I’ve tried hard to like Sammy Watkins. I really have. And don’t get me wrong, I do, just not as the top receiver in the 2014 draft class. The speed, hands and quickness are all intriguing, but I’m still not convinced that he projects better than Texas A&M‘s Mike Evans at the NFL level.
Evans, the 6-foot-5 behemoth responsible for a good chunk of Johnny Manziel‘s success over the past two seasons in College Station, has proven the best jump-ball receiver in recent memory but is still predicted to fall just outside the top 10 for this May’s draft. Watkins is penciled in as a top-5 pick.

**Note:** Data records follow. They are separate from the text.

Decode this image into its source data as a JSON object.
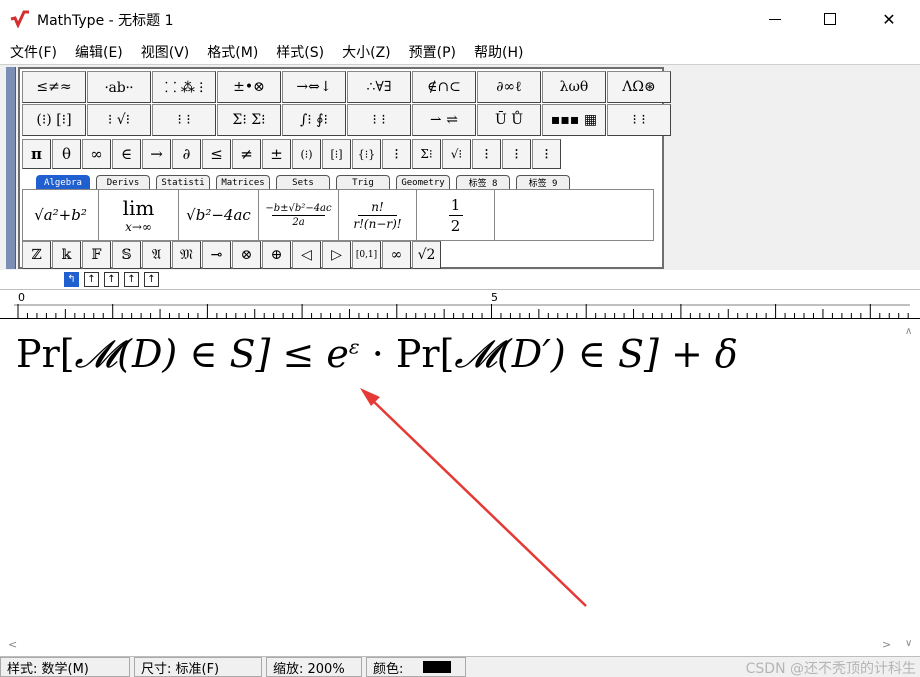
{
  "window": {
    "title": "MathType - 无标题 1",
    "minimize": "—",
    "maximize": "☐",
    "close": "✕"
  },
  "menu": [
    "文件(F)",
    "编辑(E)",
    "视图(V)",
    "格式(M)",
    "样式(S)",
    "大小(Z)",
    "预置(P)",
    "帮助(H)"
  ],
  "palette": {
    "row1": [
      "≤≠≈",
      "⸱ab⸱⸱",
      "⸬ ⁂ ⁝",
      "±•⊗",
      "→⇔↓",
      "∴∀∃",
      "∉∩⊂",
      "∂∞ℓ",
      "λωθ",
      "ΛΩ⊛"
    ],
    "row2": [
      "(⁝) [⁝]",
      "⁝ √⁝",
      "⁝ ⁝",
      "Σ⁝ Σ⁝",
      "∫⁝ ∮⁝",
      "⁝ ⁝",
      "⇀ ⇌",
      "Ū Ů",
      "▪▪▪ ▦",
      "⁝ ⁝"
    ],
    "row3": [
      "π",
      "θ",
      "∞",
      "∈",
      "→",
      "∂",
      "≤",
      "≠",
      "±",
      "(⁝)",
      "[⁝]",
      "{⁝}",
      "⁝",
      "Σ⁝",
      "√⁝",
      "⁝",
      "⁝",
      "⁝"
    ],
    "tabs": [
      "Algebra",
      "Derivs",
      "Statisti",
      "Matrices",
      "Sets",
      "Trig",
      "Geometry",
      "标签 8",
      "标签 9"
    ],
    "templates": {
      "t1": "√a²+b²",
      "t2_top": "lim",
      "t2_bottom": "x→∞",
      "t3": "√b²−4ac",
      "t4_top": "−b±√b²−4ac",
      "t4_bottom": "2a",
      "t5_top": "n!",
      "t5_bottom": "r!(n−r)!",
      "t6_top": "1",
      "t6_bottom": "2"
    },
    "row5": [
      "ℤ",
      "𝕜",
      "𝔽",
      "𝕊",
      "𝔄",
      "𝔐",
      "⊸",
      "⊗",
      "⊕",
      "◁",
      "▷",
      "[0,1]",
      "∞",
      "√2"
    ]
  },
  "nav_buttons": [
    "↰",
    "↑",
    "↑",
    "↑",
    "↑"
  ],
  "ruler": {
    "label0": "0",
    "label5": "5"
  },
  "formula": "Pr[𝓜(D) ∈ S] ≤ e^ε · Pr[𝓜(D′) ∈ S] + δ",
  "formula_parts": {
    "a": "Pr[",
    "m1": "𝓜",
    "b": "(D) ∈ S] ≤ ",
    "e": "e",
    "eps": "ε",
    "c": " · Pr[",
    "m2": "𝓜",
    "d": "(D′) ∈ S] + δ"
  },
  "status": {
    "style": "样式: 数学(M)",
    "size": "尺寸: 标准(F)",
    "zoom": "缩放: 200%",
    "color_label": "颜色:",
    "color_value": "#000000"
  },
  "watermark": "CSDN @还不秃顶的计科生",
  "colors": {
    "arrow": "#e53935",
    "active_tab": "#1f5fcf",
    "strip": "#7a8fb3"
  }
}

Sure, Watkins was electrifying in his third season at Clemson; he grabbed 101 receptions for 1,464 yards and 12 touchdowns on his way to being named a first-team All-American. He possesses unbelievable speed (4.34 40-yard dash) and quickness for his size — 6-foot-1, 211 pounds — and is likely more dangerous following the catch than any other wideout available.
But many forget that Watkins was being labeled a fraud following a down season just a year ago; he showed a visible lack of effort at times and was suspended for Clemson’s first two games for possession of marijuana.
While the marijuana charge isn’t necessarily a deal-breaker, problems like this do tend to follow players to the league (see: Josh Gordon and Justin Blackmon). It’s something that prospective suitors must take into consideration before investing in Watkins.
Moreover, his route running is oft-cited as a key concern among draft analysts — this can and will present major issues in the NFL. It’s considered an easy fix, but over the years many “can’t-miss” prospects have failed to figure it out (see: Darrius Heyward-Bey and Mike Williams) before falling into obscurity.
Though in the end, it’s not so much that there’s anything wrong with Watkins as it is that there’s simply more right with Evans. Evans absolutely dominated SEC defenses in 2013, lighting them up for 1,394 yards receiving and 12 TDs. His 20.2 YPC was the highest average for any player with 60-plus grabs since UAB‘s Roddy White back in 2004.
Evans has garnered numerous comparisons to Chicago Bears‘ receiver Alshon Jeffery as well. Jeffery played three years at South Carolina, becoming the SEC’s premier downfield threat following a 2010 season in which he amassed 1,517 yards receiving and nine touchdowns. He was praised for his combination of size and speed and has become one of the league’s premier receivers after only two seasons.
Evans is actually two inches taller, jumps higher and surprisingly recorded a faster 40 time (4.47) than did Jeffery. After witnessing the damage he inflicted to opposing secondaries last season, imagining a Jeffery 2.0 is scary, but Evans may be just that.
Evans also possesses the improvisational skills to get open on broken plays; he rarely gives up on a route and routinely comes down with contested catches. Watkins, however, isn’t necessarily a proven pass catcher — many of his receptions have come via short, high-percentage passes. He won’t find space as easily he did lining against unimpressive ACC secondaries and his route-running deficiencies will be exposed and exploited early on.
Watkins will be a great receiver eventually, but Evans is a great one now. He’ll make an impact immediately wherever he ends up and has the potential to ascend to Dez Bryant/Demaryius Thomas status if he can improve his first step. Watkins will be the first wideout off the board in May, but Evans will provide a more immediate impact and ultimately finish with the better career.